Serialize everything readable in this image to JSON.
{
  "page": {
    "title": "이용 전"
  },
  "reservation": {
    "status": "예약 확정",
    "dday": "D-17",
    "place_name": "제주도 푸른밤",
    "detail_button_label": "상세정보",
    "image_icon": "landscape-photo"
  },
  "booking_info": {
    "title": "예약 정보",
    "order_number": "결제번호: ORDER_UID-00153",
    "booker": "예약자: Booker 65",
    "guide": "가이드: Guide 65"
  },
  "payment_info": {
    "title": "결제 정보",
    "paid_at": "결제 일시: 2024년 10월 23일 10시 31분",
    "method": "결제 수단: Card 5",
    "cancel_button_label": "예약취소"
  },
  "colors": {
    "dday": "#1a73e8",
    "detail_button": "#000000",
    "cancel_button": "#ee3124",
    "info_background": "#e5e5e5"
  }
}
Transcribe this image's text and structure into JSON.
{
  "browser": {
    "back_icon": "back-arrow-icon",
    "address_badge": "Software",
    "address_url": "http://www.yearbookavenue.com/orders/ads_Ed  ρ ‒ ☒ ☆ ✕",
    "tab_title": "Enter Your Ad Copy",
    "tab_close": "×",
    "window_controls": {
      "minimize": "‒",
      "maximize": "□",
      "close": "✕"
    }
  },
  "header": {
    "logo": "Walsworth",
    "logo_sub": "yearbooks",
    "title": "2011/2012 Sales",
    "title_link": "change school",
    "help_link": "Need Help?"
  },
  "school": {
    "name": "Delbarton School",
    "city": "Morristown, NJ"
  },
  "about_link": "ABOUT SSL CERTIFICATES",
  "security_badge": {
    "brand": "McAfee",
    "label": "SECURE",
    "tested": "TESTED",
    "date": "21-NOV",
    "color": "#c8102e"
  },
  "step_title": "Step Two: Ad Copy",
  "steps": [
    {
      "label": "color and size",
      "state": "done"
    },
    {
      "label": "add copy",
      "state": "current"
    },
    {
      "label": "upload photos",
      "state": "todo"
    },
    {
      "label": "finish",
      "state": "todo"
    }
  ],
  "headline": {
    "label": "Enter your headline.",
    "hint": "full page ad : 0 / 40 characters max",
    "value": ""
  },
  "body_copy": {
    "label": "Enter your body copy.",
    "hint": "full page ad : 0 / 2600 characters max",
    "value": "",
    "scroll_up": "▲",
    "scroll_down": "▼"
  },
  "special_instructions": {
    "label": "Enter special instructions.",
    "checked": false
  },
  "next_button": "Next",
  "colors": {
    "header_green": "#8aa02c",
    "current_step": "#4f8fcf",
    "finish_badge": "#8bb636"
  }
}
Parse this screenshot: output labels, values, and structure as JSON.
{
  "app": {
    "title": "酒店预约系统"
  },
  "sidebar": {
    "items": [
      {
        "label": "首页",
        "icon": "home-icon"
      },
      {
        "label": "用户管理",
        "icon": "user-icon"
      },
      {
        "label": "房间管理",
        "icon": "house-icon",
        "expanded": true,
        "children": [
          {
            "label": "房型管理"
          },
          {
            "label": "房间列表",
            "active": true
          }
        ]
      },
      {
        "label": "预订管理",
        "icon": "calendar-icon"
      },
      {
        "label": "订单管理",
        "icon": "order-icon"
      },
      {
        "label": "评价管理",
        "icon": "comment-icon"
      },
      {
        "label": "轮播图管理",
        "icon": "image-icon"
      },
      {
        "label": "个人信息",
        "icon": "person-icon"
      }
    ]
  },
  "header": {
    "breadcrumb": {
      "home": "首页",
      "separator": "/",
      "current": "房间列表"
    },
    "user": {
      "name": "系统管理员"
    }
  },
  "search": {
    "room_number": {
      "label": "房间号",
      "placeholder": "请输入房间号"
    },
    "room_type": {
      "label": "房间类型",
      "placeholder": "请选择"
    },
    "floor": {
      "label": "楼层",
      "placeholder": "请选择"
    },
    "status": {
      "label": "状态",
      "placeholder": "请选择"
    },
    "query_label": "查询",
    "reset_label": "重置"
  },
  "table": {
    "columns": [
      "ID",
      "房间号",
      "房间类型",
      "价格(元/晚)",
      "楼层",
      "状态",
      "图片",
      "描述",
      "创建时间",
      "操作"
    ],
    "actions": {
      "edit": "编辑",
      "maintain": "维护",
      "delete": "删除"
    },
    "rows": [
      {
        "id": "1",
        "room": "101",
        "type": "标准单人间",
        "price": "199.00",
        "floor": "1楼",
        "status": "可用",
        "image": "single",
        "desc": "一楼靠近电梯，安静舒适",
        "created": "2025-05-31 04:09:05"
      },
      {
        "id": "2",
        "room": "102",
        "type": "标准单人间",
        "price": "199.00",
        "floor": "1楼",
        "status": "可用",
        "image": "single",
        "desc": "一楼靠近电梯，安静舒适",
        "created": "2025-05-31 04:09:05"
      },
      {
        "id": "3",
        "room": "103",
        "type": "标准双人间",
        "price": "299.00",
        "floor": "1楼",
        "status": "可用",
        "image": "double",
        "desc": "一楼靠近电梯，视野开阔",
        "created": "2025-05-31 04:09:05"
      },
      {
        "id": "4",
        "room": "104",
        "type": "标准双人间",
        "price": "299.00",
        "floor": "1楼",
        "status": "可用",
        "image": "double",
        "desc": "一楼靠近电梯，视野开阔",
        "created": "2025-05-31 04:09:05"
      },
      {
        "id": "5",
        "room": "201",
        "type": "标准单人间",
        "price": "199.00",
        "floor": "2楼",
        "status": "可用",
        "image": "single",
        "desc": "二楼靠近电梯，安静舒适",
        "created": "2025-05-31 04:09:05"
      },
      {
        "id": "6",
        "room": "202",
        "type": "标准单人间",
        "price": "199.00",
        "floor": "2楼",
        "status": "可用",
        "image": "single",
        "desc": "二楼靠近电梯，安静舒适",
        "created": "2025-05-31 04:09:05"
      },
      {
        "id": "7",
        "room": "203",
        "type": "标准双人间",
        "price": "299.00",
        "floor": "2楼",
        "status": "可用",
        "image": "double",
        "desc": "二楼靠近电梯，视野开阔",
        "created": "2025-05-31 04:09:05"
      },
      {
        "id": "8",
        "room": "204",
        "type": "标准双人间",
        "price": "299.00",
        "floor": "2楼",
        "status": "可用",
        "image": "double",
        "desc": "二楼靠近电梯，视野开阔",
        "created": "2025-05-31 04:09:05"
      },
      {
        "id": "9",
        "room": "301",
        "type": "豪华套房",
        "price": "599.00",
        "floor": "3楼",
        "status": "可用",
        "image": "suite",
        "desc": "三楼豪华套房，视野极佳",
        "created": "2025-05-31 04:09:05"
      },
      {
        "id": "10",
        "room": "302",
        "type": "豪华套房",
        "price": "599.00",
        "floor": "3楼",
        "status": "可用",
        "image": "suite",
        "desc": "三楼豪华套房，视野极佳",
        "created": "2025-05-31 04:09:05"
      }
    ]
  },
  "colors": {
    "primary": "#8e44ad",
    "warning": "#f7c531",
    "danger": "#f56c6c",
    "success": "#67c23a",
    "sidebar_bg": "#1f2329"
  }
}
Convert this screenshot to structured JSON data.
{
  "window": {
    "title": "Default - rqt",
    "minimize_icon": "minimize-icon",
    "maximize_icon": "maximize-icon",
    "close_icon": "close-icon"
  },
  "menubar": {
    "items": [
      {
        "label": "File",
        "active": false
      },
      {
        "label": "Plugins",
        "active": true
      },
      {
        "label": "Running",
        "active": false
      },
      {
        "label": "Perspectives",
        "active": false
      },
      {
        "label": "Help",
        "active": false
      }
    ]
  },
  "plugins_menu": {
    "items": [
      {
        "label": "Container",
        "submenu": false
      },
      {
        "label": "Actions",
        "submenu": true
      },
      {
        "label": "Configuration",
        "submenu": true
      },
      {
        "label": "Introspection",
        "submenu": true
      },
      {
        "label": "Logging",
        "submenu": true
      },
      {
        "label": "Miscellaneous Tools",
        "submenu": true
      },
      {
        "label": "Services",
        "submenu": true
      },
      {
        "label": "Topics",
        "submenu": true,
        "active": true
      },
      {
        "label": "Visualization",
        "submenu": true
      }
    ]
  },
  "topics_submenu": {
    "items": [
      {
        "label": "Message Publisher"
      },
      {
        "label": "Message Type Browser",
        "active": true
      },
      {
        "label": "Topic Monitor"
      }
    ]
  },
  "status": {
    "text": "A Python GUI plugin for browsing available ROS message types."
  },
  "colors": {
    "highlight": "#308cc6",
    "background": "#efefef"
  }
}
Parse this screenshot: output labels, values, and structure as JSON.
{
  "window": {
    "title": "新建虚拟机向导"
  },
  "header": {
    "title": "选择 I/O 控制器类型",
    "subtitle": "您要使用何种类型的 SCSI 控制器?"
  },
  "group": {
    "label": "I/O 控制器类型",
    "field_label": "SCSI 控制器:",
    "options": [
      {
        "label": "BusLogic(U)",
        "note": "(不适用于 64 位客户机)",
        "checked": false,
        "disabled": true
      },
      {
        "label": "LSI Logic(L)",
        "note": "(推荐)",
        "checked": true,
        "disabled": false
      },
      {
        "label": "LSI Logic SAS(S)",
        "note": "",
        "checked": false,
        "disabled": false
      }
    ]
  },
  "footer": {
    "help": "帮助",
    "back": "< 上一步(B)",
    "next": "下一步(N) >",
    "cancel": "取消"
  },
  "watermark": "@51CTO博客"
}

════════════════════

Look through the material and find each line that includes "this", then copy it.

#### [Task answer]
Serialize everything readable in this image to JSON.
Transcribe this image's text and structure into JSON.
Parse this screenshot: output labels, values, and structure as JSON.
Convert this screenshot to structured JSON data.
Parse this screenshot: output labels, values, and structure as JSON.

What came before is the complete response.